In all executive meetings, Thengadiji used to repeatedly ask workers to maintain the distinct organisational identity of BMS. He would even cite communist experiences from the autobiography of the veteran communist leader, AK Gopalan. He said that such experiences could happen to us as well if we are not cautious. His instruction about not to make 'compromises on basic ideology' still resonates in the ears of Sangh workers. He had always tried to make friendship with people beyond the organisation and political philosophy. He had many friends among the Congress and Communist parties and had relationship with people working in different trade unions. When the clashes between RSS workers and CPM men increased in Kerala, he came to Kerala with CITU leader P Ramamurti and tried to put an end to it. Though many positions and power came to him, he rejected all of them with utmost humility. He retired from parliamentary work after being a Rajya Sabha MP for 12 years. In 1955 itself, he decided that the BMS must remain an organisation without any political affiliation. Thengadiji's presence and constant guidance had ensured that the basic philosophy remains the same till now. Though he was the secretary of the Lok Sangharsh Samiti during the Emergency, he refused the demand that the BMS should be made an affiliated organisation of Janata Party, which came to power immediately after the elections. It was Thengadiji who taught the trade unions to react on the basis of the policies of the Government and not on the basis of the colour of the Government. He called this 'Responsive Cooperation'.

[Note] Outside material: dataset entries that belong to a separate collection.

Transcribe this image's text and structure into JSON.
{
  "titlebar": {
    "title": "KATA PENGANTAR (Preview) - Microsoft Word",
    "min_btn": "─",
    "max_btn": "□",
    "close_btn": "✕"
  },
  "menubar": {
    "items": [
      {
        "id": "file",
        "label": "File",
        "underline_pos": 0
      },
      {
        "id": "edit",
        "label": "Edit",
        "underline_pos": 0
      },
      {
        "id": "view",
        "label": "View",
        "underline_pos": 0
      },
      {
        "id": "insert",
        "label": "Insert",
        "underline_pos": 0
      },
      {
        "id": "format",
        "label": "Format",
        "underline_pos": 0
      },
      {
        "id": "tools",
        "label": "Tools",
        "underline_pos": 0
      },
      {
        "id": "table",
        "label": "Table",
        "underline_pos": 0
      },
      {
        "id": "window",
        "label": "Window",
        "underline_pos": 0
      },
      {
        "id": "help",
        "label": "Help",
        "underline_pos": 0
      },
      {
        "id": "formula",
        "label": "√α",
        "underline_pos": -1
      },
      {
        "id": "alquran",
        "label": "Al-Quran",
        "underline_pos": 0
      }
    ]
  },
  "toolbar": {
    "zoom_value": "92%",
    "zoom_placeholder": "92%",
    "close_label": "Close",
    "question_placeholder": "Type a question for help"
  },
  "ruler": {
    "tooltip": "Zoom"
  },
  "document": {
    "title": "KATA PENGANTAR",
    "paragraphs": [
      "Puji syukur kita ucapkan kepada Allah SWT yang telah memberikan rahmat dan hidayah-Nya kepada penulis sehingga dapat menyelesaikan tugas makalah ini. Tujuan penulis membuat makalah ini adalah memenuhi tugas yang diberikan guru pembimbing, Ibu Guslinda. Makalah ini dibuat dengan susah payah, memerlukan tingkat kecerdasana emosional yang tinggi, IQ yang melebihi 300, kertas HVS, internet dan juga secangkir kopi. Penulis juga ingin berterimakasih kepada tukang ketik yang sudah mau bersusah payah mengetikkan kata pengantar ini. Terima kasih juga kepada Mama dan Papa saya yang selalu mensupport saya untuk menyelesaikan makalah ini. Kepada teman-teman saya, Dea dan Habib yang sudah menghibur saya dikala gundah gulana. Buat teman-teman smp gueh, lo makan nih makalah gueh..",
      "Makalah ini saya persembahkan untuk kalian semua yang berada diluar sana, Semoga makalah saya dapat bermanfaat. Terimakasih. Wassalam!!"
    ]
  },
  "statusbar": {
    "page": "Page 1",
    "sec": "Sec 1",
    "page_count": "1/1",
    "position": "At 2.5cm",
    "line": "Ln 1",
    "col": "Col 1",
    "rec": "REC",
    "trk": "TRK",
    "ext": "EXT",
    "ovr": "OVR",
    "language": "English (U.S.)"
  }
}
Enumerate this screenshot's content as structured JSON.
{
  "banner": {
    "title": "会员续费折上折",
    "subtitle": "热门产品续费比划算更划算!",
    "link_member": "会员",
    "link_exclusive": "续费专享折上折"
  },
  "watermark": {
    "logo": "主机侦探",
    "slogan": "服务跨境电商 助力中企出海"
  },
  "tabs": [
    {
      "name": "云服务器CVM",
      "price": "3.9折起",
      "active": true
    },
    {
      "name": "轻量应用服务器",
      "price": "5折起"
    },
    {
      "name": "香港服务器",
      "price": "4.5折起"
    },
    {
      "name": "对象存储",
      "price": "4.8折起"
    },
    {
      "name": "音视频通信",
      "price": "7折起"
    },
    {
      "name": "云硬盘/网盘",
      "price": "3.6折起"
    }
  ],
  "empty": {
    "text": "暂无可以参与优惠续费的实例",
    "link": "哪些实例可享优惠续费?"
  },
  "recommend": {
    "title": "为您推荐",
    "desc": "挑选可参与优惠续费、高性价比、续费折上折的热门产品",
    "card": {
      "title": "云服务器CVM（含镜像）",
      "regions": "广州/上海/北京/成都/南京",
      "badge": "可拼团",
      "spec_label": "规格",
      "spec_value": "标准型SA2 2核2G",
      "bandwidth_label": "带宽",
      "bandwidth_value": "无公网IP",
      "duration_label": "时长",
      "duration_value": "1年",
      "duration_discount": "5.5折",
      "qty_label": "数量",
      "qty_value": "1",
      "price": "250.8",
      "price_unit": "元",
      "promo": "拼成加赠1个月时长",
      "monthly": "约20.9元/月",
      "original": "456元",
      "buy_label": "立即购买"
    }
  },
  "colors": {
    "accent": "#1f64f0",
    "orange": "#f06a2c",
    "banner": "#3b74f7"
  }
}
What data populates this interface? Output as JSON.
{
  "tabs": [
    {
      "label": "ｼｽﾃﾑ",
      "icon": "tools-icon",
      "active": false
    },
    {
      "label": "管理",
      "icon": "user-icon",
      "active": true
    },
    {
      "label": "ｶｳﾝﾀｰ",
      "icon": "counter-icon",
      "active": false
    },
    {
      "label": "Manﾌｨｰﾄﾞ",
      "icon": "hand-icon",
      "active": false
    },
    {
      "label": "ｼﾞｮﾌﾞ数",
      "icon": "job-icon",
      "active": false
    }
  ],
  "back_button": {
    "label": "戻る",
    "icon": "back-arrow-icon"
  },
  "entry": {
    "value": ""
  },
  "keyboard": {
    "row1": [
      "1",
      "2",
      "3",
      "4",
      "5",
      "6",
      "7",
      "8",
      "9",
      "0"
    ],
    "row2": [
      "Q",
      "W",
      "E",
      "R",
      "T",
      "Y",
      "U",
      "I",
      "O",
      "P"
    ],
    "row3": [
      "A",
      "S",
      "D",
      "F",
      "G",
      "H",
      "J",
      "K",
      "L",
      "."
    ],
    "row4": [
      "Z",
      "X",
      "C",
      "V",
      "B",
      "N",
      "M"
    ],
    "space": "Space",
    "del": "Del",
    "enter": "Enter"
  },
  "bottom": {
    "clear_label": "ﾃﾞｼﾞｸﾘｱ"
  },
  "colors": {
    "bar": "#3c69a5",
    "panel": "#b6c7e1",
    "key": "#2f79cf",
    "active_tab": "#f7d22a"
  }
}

In 1984, at the Hyderabad meeting, he declared war against multinationals and foreign agents. Thus he conceived Swadeshi Jagaran Manch that was formed later in 1991. He had visited many countries of the world as part of trade union work and otherwise.
Since 1991, when Narasimha Rao government came to power, the labour policy and economic policies of all the governments, irrespective of the political affiliation that ruled both at the Centre and in different States were almost the same. The Communist trade unions, which opposed these policies during the Congress regime, became inactive during the tenure of Deve Gowda and Gujral governments, which they supported. Those who thought that the BMS, which opposed the economic policies since 1991, would slow down when the NDA government came to power, were proved wrong. Both in the 1999 Nagpur meeting and in the April 16, 2001 rally as well as in the subsequent agitations, Thengadiji came down heavily on the policies of the NDA government, which became a rare event in the history of modern politics and trade union movement.
The working of the Second Labour Commission took an anti-worker shape almost surprisingly. When Thengadiji was informed of this, he asked us to prepare a dissent note and come to Pune immediately. He remained awake at 11 o’ clock at night expecting the arrival of myself and an Advocate Dharap for this purpose. At Pune, in the presence of senior advocate Dharap, Thengadiji attentively listened to the note and suggested necessary modifications. This dissenting note became a part of the report of the Second Labour Commission. Hence once again, Thengadiji's guidance played a vital role in upholding the dignity of BMS in the history of labour movement.
The ideological life that he lived would continue to shed light through the works of lakhs of dedicated people who are in the process of rebuilding the nation. History will remember him as the greatest leader of Indian trade union movement.
(The writer is national president of Bharatiya Mazdoor Sangh)